Month of BlastAverage
Total Rad.*
Description
January100 Rads
  • No fatalities
  • Temporary reduced immune system functioning
  • Possible temporary male sterility
  • More susceptible to illness and infection
  • Medical supervision not needed
February90 Rads
  • No fatalities
  • Temporary reduced immune system functioning
  • Possible temporary male sterility
  • More susceptible to illness and infection
  • Medical supervision not needed
March90 Rads
  • No fatalities
  • Temporary reduced immune system functioning
  • Possible temporary male sterility
  • More susceptible to illness and infection
  • Medical supervision not needed
April590 Rads
  • 60 to 90% fatal.
  • Death (if occurs) in 2 to 12 weeks.
  • Nausea, loss of appetite
  • Malaise, fatigue
  • Hair loss
  • Serious digestive upset
  • Temporary male sterility
  • Permanent female sterility
  • More susceptible to illness and infection
  • Intense medical care required
  • Treatment: blood transfusions, antibiotics
May9300 Rads
  • 100% fatal
  • Death within 48 hours
June10 Rads
  • No noticeable effects.
July10 Rads
  • No noticeable effects.
August10 Rads
  • No noticeable effects.
September20 Rads
  • No noticeable effects.
October10 Rads
  • No noticeable effects.
November10 Rads
  • No noticeable effects.
December10 Rads
  • No noticeable effects.
* = The average fallout received in a one month period following the blasts.
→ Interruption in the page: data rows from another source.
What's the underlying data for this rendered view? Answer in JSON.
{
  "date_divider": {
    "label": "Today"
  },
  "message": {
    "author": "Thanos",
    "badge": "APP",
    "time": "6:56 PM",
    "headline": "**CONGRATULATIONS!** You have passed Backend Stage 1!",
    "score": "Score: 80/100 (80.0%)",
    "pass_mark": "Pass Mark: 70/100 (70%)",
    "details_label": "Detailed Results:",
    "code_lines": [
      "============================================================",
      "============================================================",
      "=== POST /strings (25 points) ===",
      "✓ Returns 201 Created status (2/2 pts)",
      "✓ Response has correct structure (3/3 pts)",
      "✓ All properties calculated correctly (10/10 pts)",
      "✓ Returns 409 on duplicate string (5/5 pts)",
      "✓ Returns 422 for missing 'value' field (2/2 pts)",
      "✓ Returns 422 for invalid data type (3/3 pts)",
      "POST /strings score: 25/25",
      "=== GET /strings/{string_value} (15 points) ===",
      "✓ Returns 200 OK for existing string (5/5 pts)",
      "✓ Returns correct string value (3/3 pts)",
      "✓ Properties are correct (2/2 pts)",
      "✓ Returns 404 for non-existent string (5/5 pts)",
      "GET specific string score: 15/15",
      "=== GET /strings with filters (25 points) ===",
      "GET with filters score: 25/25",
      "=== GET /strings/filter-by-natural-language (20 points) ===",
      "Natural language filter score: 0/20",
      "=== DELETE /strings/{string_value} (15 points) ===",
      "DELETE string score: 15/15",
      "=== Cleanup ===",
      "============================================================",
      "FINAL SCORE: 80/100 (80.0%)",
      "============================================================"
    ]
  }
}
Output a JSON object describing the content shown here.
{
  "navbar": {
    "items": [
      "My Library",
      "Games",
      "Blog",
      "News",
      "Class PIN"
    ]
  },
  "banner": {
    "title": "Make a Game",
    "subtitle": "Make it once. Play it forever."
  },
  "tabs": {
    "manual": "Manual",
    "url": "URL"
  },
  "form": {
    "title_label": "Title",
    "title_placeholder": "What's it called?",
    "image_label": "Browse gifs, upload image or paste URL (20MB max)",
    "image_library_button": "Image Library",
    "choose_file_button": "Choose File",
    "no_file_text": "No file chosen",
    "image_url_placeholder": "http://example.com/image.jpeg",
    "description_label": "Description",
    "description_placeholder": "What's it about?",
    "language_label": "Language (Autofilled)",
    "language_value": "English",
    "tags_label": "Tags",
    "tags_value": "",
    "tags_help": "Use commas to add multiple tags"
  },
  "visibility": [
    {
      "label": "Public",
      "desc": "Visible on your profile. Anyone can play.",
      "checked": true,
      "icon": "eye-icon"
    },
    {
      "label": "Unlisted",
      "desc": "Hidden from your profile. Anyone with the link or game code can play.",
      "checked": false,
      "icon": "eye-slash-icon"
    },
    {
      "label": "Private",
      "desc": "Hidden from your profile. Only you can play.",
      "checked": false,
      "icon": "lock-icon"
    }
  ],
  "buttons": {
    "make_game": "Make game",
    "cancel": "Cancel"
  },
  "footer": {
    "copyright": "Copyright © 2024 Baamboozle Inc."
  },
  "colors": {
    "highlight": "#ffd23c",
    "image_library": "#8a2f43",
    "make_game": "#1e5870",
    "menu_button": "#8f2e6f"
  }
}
Certain areas may receive more or less depending on winds and other factors.